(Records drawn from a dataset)
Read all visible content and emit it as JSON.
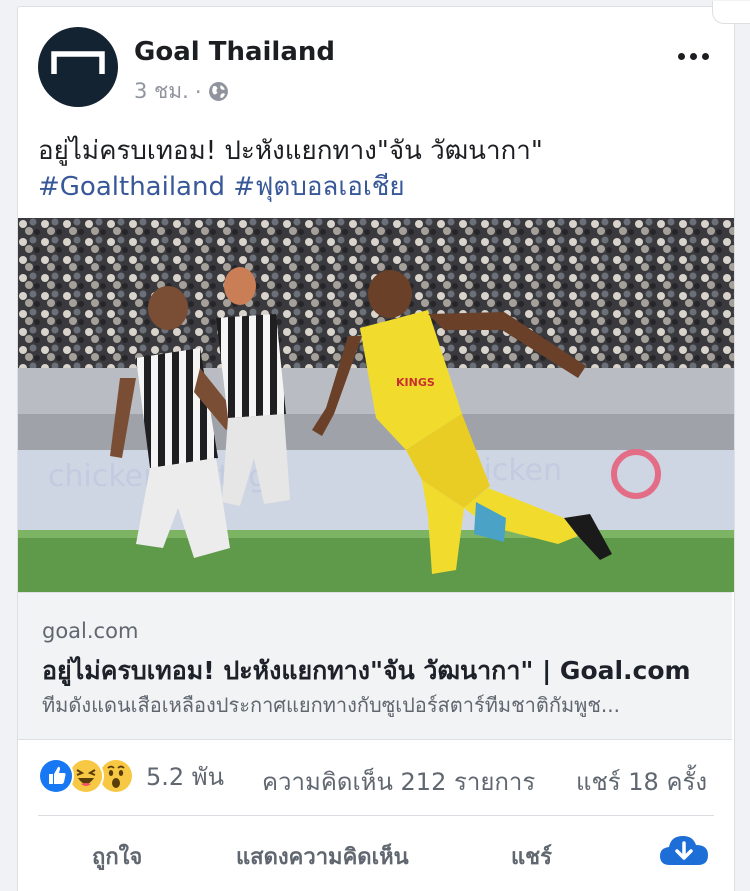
{
  "post": {
    "page_name": "Goal Thailand",
    "time": "3 ชม.",
    "separator": "·",
    "message": "อยู่ไม่ครบเทอม! ปะหังแยกทาง\"จัน วัฒนากา\"",
    "hashtags": [
      "#Goalthailand",
      "#ฟุตบอลเอเชีย"
    ]
  },
  "link_preview": {
    "domain": "goal.com",
    "title": "อยู่ไม่ครบเทอม! ปะหังแยกทาง\"จัน วัฒนากา\" | Goal.com",
    "description": "ทีมดังแดนเสือเหลืองประกาศแยกทางกับซูเปอร์สตาร์ทีมชาติกัมพูช..."
  },
  "stats": {
    "reactions_icons": [
      "like-icon",
      "haha-icon",
      "wow-icon"
    ],
    "reaction_count": "5.2 พัน",
    "comments": "ความคิดเห็น 212 รายการ",
    "shares": "แชร์ 18 ครั้ง"
  },
  "actions": {
    "like": "ถูกใจ",
    "comment": "แสดงความคิดเห็น",
    "share": "แชร์"
  },
  "colors": {
    "link": "#385898",
    "like_blue": "#1877f2",
    "emoji_yellow": "#f7c843",
    "avatar_bg": "#132331",
    "muted": "#606770"
  }
}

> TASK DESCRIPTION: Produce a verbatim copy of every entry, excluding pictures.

> EXERCISE ANSWER:
Read all visible content and emit it as JSON.
{
  "post": {
    "page_name": "Goal Thailand",
    "time": "3 ชม.",
    "separator": "·",
    "message": "อยู่ไม่ครบเทอม! ปะหังแยกทาง\"จัน วัฒนากา\"",
    "hashtags": [
      "#Goalthailand",
      "#ฟุตบอลเอเชีย"
    ]
  },
  "link_preview": {
    "domain": "goal.com",
    "title": "อยู่ไม่ครบเทอม! ปะหังแยกทาง\"จัน วัฒนากา\" | Goal.com",
    "description": "ทีมดังแดนเสือเหลืองประกาศแยกทางกับซูเปอร์สตาร์ทีมชาติกัมพูช..."
  },
  "stats": {
    "reactions_icons": [
      "like-icon",
      "haha-icon",
      "wow-icon"
    ],
    "reaction_count": "5.2 พัน",
    "comments": "ความคิดเห็น 212 รายการ",
    "shares": "แชร์ 18 ครั้ง"
  },
  "actions": {
    "like": "ถูกใจ",
    "comment": "แสดงความคิดเห็น",
    "share": "แชร์"
  },
  "colors": {
    "link": "#385898",
    "like_blue": "#1877f2",
    "emoji_yellow": "#f7c843",
    "avatar_bg": "#132331",
    "muted": "#606770"
  }
}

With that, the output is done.